The first round of efforts by e-commerce standards bodies to harmonize XML-based technology with electronic data interchange (EDI) protocols is making the promised world of seamless business-to-business transactions look like a mirage.
Instead, users are likely to be presented with a hybrid approach in which data translation, document mapping and enterprise application integration tools are facts of life.
For example, a joint XML/EDI working group that’s developing a common set of core technology components is looking to use XML document wrappers from Open Applications Group Inc. in Marietta, Ga., and modified EDI documents as the standard data formats for online transactions. The group finished its member comment process last Friday and is preparing to release its first working document for public review.
Balancing Everyone’s Needs
Meanwhile, XML-centric document libraries like the Universal Business Language, backed by technology vendors SAP AG, Sun Microsystems Inc. and Commerce One Inc., continue to fight for acceptance. But for some users, the lack of a pure XML-based data format for e-commerce transactions isn’t a problem.
Klaus Haidacher, procurement operations director at Siemens Procurement and Logistics Services LLC, an Iselin, N.J.-based subsidiary of Siemens AG, said compromise e-commerce approaches will work best for many companies.
“You cannot expect suppliers to change all their formats,” Haidacher said. “They don’t make changes like that.”
Matt Cordner, director of strategic planning for operations at Bell Helicopter Textron Inc. in Fort Worth, Tex., said standard product codes set by the United Nations will likely have more of an impact on his company’s business-to-business activities than XML document standards.
“We want to build to standards where we can, but we tend to wait for them to mature before we make an investment,” he said. “So far, we don’t see anything out there.”
Indeed, vendors have flooded the market with different data formats for XML documents. One effort to help companies deal with the glut was announced last week by a group of users and vendors that’s trying to blend XML implementation protocols used in different vertical industries.
Ken Vollmer, an analyst at Giga Information Group Inc. in Cambridge, Mass., said the weak economy is also a factor in dampening enthusiasm for wholesale switches to XML-based IT initiatives.

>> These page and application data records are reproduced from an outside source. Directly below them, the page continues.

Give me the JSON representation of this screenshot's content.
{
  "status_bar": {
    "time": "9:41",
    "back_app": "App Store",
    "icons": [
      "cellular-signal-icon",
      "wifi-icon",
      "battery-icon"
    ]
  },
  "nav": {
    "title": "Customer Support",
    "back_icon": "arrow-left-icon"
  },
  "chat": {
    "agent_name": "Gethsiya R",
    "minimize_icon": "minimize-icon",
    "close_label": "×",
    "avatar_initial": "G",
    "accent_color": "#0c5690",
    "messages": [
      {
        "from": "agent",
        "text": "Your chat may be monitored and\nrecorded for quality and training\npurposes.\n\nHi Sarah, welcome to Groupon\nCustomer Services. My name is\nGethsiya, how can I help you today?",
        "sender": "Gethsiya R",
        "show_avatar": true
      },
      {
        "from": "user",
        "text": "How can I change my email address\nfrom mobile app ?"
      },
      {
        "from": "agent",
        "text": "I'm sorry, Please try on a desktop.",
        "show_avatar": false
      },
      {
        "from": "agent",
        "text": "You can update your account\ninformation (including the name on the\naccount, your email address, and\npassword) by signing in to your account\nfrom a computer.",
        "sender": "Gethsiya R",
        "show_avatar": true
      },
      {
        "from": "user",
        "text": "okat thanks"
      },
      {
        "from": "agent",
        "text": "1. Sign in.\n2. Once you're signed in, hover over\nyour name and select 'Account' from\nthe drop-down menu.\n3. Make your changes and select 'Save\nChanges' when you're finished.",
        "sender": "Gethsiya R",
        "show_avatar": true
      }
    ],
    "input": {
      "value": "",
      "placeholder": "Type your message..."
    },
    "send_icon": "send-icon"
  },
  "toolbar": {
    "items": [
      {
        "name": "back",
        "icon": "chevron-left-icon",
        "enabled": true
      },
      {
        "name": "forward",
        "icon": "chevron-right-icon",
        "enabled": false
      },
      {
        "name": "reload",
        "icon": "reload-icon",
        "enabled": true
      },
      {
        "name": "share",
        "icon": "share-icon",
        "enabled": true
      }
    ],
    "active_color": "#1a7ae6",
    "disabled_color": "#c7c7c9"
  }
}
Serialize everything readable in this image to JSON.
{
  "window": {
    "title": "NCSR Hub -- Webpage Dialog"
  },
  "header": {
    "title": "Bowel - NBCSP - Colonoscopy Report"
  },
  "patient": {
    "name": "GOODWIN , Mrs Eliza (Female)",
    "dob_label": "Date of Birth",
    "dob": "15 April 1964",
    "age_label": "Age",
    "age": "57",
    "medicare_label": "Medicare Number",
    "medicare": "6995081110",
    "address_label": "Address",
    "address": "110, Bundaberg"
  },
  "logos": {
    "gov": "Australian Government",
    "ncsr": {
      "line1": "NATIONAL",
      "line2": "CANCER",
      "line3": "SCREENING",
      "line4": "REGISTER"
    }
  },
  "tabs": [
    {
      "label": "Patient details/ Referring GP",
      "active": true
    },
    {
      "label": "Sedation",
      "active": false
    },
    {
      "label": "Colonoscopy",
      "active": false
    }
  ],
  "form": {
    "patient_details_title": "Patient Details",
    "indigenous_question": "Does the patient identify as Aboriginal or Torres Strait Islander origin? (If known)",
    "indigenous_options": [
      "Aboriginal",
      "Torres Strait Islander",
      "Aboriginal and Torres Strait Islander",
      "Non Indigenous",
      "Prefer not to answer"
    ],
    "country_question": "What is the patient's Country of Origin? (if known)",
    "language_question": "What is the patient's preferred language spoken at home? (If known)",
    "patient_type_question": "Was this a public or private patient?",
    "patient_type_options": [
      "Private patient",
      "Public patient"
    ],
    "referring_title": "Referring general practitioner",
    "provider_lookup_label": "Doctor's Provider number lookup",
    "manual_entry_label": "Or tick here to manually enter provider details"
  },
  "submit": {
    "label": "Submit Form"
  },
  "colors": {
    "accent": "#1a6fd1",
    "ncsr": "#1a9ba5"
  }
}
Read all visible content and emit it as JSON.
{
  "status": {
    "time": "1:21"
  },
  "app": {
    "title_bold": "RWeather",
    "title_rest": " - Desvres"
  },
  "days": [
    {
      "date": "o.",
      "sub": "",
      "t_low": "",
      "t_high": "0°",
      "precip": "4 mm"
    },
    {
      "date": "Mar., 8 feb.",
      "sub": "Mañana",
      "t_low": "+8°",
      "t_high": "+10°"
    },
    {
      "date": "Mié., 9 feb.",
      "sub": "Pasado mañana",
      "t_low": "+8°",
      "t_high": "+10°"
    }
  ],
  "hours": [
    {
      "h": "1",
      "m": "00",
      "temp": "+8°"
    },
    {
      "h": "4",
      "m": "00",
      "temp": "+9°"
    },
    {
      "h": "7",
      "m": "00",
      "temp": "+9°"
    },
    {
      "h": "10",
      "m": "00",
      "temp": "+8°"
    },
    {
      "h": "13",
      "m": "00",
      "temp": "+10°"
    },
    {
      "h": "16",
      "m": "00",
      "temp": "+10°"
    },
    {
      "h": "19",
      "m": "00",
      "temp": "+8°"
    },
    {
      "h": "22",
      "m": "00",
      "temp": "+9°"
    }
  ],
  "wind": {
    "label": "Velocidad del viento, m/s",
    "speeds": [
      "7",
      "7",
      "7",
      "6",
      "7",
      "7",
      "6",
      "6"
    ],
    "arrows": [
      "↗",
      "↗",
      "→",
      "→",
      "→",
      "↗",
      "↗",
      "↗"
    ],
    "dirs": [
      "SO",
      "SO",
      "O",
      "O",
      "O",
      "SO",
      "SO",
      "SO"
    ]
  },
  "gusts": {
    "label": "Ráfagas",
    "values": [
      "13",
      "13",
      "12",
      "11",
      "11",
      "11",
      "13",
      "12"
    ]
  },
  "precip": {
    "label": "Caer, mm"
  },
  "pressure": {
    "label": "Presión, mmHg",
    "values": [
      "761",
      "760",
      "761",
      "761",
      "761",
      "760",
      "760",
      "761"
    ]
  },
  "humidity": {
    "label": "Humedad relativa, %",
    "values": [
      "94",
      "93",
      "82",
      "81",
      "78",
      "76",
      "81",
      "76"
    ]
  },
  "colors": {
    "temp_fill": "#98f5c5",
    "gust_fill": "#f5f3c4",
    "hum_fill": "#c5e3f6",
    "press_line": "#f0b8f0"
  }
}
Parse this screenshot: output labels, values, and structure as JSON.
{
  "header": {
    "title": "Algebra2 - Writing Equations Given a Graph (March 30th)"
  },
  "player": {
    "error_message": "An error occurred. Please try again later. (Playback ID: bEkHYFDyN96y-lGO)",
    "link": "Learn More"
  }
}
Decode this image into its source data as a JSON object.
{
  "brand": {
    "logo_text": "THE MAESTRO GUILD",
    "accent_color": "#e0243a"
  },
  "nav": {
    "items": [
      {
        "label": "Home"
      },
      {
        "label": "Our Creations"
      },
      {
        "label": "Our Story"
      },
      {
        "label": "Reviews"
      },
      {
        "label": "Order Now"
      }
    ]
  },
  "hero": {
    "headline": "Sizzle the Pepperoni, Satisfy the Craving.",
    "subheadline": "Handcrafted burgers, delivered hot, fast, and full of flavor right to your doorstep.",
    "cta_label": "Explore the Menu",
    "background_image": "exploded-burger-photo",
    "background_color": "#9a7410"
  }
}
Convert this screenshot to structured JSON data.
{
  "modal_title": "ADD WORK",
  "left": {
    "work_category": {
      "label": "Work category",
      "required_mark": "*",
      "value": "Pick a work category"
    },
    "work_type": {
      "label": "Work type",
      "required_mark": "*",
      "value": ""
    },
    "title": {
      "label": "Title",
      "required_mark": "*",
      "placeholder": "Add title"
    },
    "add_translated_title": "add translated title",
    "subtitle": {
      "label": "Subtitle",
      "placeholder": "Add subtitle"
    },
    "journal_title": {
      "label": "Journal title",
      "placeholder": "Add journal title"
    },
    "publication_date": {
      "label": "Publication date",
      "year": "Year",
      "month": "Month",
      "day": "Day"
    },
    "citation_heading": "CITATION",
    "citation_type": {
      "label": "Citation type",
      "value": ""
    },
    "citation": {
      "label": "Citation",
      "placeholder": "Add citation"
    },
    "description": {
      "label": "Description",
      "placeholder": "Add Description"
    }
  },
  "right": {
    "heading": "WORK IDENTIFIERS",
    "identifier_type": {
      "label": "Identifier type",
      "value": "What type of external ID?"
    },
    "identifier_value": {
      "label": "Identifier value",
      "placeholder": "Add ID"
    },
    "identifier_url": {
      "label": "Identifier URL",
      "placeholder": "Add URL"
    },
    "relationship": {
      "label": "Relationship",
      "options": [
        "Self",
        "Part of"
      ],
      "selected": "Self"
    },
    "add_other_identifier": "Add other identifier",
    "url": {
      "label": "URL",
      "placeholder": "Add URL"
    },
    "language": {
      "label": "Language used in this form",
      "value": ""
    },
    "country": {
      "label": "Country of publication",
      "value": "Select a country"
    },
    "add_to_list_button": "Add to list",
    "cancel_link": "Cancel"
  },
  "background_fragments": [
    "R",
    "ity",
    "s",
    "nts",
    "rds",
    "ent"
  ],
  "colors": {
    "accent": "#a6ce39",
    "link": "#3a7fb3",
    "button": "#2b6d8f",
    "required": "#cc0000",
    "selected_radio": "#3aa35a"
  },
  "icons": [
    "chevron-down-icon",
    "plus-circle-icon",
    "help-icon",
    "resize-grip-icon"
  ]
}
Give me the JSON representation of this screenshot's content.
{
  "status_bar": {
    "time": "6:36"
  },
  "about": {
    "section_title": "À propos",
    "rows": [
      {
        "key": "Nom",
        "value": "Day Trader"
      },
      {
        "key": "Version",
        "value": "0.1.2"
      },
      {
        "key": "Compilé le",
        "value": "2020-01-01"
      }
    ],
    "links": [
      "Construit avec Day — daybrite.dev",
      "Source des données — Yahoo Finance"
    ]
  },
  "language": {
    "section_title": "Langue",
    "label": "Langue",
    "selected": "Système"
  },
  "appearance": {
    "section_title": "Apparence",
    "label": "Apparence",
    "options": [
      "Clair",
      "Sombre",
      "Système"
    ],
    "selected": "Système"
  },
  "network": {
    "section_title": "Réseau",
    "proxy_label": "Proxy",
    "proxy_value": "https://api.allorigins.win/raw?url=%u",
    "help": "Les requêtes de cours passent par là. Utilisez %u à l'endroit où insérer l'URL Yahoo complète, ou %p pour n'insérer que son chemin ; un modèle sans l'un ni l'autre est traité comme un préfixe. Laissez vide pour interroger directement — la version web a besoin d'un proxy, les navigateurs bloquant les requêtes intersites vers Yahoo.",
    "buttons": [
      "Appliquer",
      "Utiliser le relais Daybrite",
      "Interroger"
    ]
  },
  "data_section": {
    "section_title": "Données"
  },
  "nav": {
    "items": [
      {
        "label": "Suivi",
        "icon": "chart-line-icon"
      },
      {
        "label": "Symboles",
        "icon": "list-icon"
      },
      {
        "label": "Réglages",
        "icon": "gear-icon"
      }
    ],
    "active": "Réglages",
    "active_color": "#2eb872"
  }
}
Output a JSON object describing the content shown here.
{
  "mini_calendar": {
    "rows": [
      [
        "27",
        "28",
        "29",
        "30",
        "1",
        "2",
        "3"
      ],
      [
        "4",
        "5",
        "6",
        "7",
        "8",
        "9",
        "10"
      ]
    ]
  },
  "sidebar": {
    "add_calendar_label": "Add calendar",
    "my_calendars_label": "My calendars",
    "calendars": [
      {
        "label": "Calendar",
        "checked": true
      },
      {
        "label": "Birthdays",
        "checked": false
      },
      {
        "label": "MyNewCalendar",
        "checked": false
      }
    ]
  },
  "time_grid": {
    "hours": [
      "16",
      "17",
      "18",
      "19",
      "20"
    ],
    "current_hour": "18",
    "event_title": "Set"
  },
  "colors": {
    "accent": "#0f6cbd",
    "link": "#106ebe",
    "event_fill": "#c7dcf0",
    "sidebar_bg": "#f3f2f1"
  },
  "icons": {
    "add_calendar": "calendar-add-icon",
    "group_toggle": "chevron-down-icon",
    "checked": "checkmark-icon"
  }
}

But Robert Glushko, an engineering fellow at Pleasanton, Calif.-based Commerce One, claimed that plug-and-play e-commerce will get bogged down if it relies too much on the plumbing of earlier transaction models, such as EDI.
“It’s like going to the moon with a ladder,” Glushko said. “It’s really good for the first few feet because you don’t have to change anything, but you never really get past the roof.”
Users, Vendors Agree on XML Implementation Model
With so many versions of XML being promoted by different groups, it’s no surprise that a standardized method of implementing the would-be technical standard was proposed last week.
The Business Internet Consortium (BIC), a Portland, Ore.-based group of users and vendors, published a conceptual model that targets XML’s use in business-to-business applications. The model defines specific protocols and implementation methods that represent a convergence of XML approaches taken by BIC members in different industries.
Group members include Ford Motor Co., The Gillette Co. and Reuters Group PLC, plus vendors Compaq Computer Corp., IBM, Intel Corp. and Microsoft Corp. Terry Spires, a marketing manager at Intel and chairman of the BIC, said more than 250 versions of XML are available, each with subtle differences in the way messages are handled within an application.
For example, Reuters is “intimately involved” with NewsML, a version of XML used to deliver financial and other news online, according to Scott Jeffreys, senior vice-president of technology alliances at the London-based news and information services company.
Jeffreys, who is chairman of the BIC’s customer advisory board, said the guidelines announced last week are meant to solve specific Internet-related problems that users face in day-to-day business operations, instead of defining a standard in an abstract sense.
The BIC’s model will be useful to Reuters because the company “not only consumes XML feeds from other companies, but we produce them,” he said. “We get to see both sides of the equation.”